Your golf irons are designed to hit down on the ball, and send it flying to your target. To do this you have to learn how to hit a solid shot.
What does that mean? Solid — as in strong, and powerful enough to compress the ball between the ground and the face of the club. This gives the ball backspin and loft and sends the ball up in the air.
You want to hit down on the ball. Think tiddly-winks. Remember that game you played as a kid? You used one colored disc to flick a second disc up, through the air and into a cup or some such target. You snapped down on one disc to get the second in the air. It’s the same with golf balls. Hit down on the ball to send it flying.
- Place a tee in the ground just above your ball position and hit your iron as you normally would.
- Check the divot.
- If it appears slightly in front of the tee, you probably hit the ball “fat” and got lower distance and accuracy.
- If the divot is before the tee, you most likely chunked the ball.
- What you are looking for is a divot in the ground on the target side of the ball. This indicates you hit the ball, then the ground for a good solid shot.

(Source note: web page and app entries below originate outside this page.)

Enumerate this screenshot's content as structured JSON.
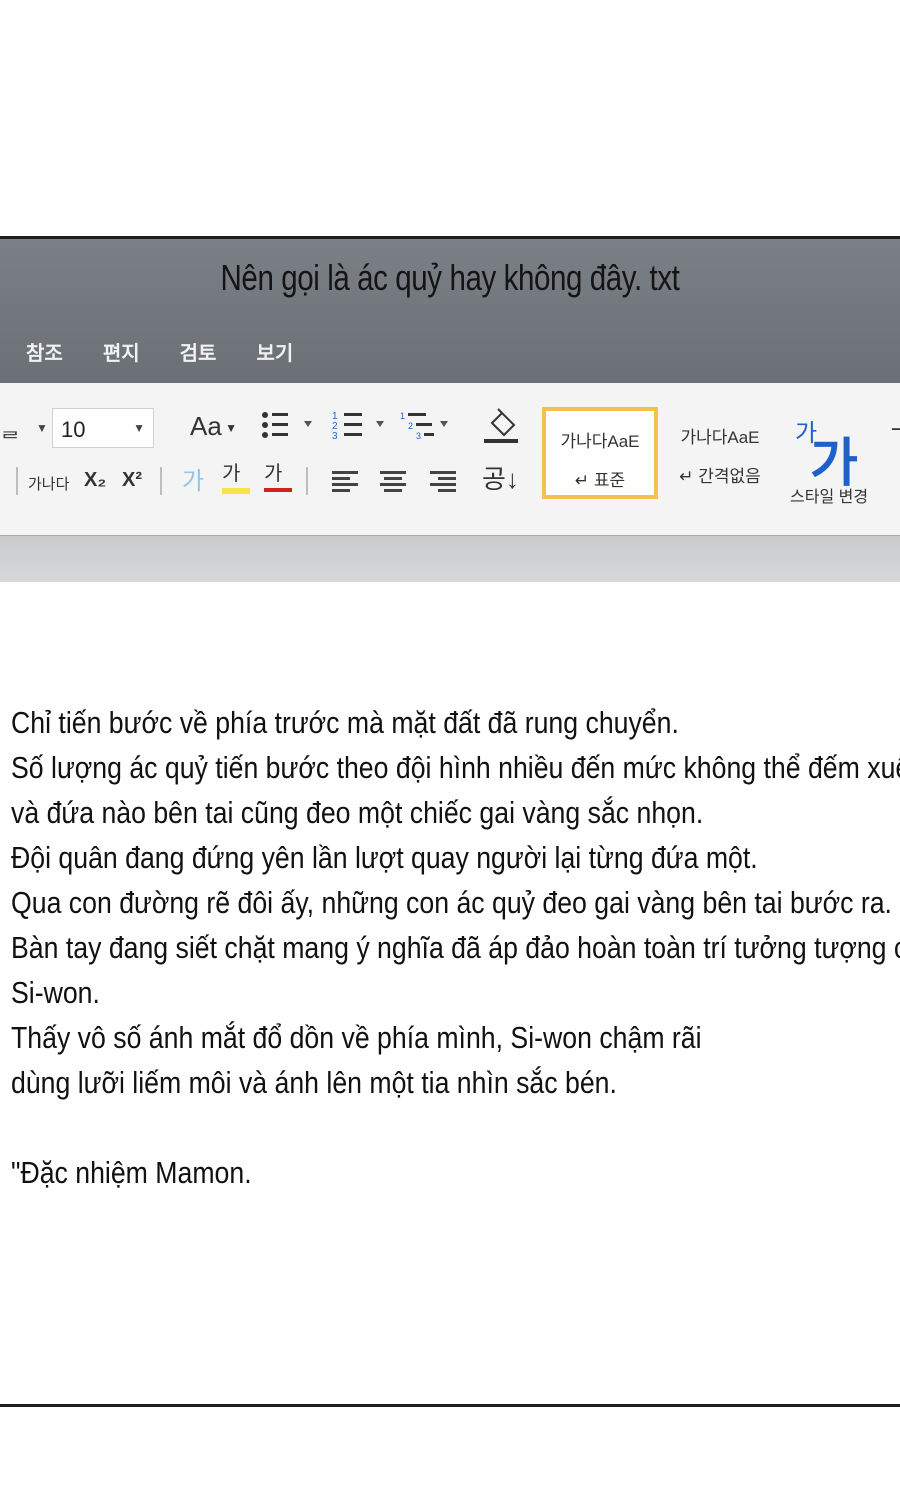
{
  "window": {
    "title": "Nên gọi là ác quỷ hay không đây. txt"
  },
  "menu": [
    "참조",
    "편지",
    "검토",
    "보기"
  ],
  "ribbon": {
    "font_size": "10",
    "font_case_label": "Aa",
    "font_name_preview": "가나다",
    "subscript": "X₂",
    "superscript": "X²",
    "char_a": "가",
    "char_b": "가",
    "char_c": "가",
    "sort_label": "공↓",
    "styles": [
      {
        "preview": "가나다AaE",
        "name": "↵ 표준",
        "active": true
      },
      {
        "preview": "가나다AaE",
        "name": "↵ 간격없음",
        "active": false
      }
    ],
    "style_change_icon_small": "가",
    "style_change_icon_big": "가",
    "style_change_label": "스타일 변경",
    "colors": {
      "highlight": "#f7e24a",
      "font_color": "#d62020",
      "style_accent": "#f2c14e",
      "link_blue": "#1e62c9"
    }
  },
  "document": {
    "lines": [
      "Chỉ tiến bước về phía trước mà mặt đất đã rung chuyển.",
      "Số lượng ác quỷ tiến bước theo đội hình nhiều đến mức không thể đếm xuể,",
      "và đứa nào bên tai cũng đeo một chiếc gai vàng sắc nhọn.",
      "Đội quân đang đứng yên lần lượt quay người lại từng đứa một.",
      "Qua con đường rẽ đôi ấy, những con ác quỷ đeo gai vàng bên tai bước ra.",
      "Bàn tay đang siết chặt mang ý nghĩa đã áp đảo hoàn toàn trí tưởng tượng của",
      "Si-won.",
      "Thấy vô số ánh mắt đổ dồn về phía mình, Si-won chậm rãi",
      "dùng lưỡi liếm môi và ánh lên một tia nhìn sắc bén."
    ],
    "last_line": "\"Đặc nhiệm Mamon."
  }
}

Which club do you use for which shot? This is all determined by the distance your ball needs to travel and what type of shot you are going to take. You need to spend time on the practice range to determine which club goes what distance. Each club has a specific task. For example the higher lofted clubs such as the 7, 8 and 9 as well as the Pitching Wedge (PW) and the Sand Wedge (SW) are used to out of the rough or over or out of obstacles such as sand, trees and tall grass. For more details see the post: How to Choose the Right club For Your Next Shot.